Strengthening Board Diversity through the Global Women on Boards Leadership Program

Female directors are welcomed to the leadership program designed to enhance their effectiveness in making boards more progressive.

June 12, 2024

Advisory boards have effectively provided strategic advice, solutions, real-life experiences, and networks, helping organizations improve development outcomes, achieve their purpose, and enhance performance. However, these spaces have also been found to be exclusionary. Studies have revealed that, on average, women held just under 20% of board seats over almost 12 years. However, evidence suggests that diversified boards stimulate innovation and produce a wider range of solutions, enabling organizations to thrive better in complex environments. 

For this reason, the Nairobi Center continues to forge strategic partnerships with institutions such as LeadWomen Sdn Bhd and Women on Boards Kenya to bridge gender parity on boards through the Global Women on Board (GWOB) Leadership program. Now in its 5th year, this unique program offers a transformative six-month journey for women directors. The 5th cohort, comprising 17 women from India (2), Kenya (8), Malaysia (5), Puerto Rico (1), and Singapore(1), will explore corporate governance, financial management, and the board's role in strategy and risk. Guided by experienced mentors, they will gain a deeper understanding of board dynamics and emerge as stronger, more confident board members.

Dr. Patti Ippoliti -  Columbia SPS

The program's culmination was a keynote presentation by Columbia's SPS, Dr. Patti Ippoliti, who illuminated more on 'Building Board of Directors Who Inspire Organizational Success.' As they began their new journey, Dr. Ippoliti congratulated the participants and encouraged them to pursue the program, as it will enable them to fill the gap of mentors lacking among the younger generation. She also shared her reflection on what she believed was the purpose of a board of directors and observations on why boards succeed or fail. Still, strikingly, she shared critical pointers on what one needs to be mindful of before joining a board, including:

  1. What experience does one bring to the board?
  2. What are the current financial/needs of the organization?
  3. What are the accomplishments and reputations of the other board members?
  4. What has been the board's sensitivity and tolerance to differing views?

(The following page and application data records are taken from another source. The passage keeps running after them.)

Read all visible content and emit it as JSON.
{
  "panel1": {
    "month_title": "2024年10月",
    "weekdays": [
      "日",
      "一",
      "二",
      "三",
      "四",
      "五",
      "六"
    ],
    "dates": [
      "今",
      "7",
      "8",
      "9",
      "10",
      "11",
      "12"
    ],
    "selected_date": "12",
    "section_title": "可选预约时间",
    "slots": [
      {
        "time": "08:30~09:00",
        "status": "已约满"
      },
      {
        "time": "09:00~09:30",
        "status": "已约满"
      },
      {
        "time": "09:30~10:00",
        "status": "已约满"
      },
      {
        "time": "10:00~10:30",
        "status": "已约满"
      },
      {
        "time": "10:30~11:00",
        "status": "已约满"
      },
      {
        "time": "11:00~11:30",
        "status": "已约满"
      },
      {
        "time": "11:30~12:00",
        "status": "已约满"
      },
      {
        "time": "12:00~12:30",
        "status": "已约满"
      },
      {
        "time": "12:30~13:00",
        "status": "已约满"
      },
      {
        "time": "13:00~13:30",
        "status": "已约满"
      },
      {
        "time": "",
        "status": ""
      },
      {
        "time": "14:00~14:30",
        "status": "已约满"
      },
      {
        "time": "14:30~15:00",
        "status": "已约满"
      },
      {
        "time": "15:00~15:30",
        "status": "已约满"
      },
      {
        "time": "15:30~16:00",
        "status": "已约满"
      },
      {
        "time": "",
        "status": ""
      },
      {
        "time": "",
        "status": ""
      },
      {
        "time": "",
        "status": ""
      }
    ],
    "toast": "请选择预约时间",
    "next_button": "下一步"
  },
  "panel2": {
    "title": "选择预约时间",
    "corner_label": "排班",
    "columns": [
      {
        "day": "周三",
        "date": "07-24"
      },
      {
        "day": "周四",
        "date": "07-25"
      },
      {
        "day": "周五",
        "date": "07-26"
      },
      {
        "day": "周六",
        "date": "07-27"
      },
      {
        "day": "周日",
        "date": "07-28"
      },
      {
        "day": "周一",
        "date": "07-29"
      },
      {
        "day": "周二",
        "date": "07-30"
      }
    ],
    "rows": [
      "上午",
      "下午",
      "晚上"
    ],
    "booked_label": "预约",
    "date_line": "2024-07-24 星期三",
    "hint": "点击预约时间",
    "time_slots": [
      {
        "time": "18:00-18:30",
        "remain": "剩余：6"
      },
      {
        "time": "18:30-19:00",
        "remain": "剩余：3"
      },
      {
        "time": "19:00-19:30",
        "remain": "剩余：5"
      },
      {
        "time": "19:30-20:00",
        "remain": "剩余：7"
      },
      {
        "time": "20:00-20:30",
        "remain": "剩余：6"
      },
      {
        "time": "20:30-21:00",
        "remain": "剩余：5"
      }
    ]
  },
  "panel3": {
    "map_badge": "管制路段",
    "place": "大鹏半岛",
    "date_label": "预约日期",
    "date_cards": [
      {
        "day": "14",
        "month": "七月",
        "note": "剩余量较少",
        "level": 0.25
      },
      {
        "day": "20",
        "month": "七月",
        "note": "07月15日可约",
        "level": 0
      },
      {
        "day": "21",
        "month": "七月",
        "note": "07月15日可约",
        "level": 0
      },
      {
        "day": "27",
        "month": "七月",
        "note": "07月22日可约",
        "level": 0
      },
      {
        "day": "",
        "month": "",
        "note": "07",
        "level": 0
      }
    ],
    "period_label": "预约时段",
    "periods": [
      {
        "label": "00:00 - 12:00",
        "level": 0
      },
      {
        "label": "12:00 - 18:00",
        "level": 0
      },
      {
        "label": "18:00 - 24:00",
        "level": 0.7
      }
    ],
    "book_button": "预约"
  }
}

These reflections sparked interest among the participants, who inquired about resolving board decisions made after hours without all members and common unresolved board issues. The GWOB program was designed to tackle such hurdles. Through the program, participants will gain insights and real-life experiences in dealing with these situations, enhancing their effectiveness in making boards more progressive.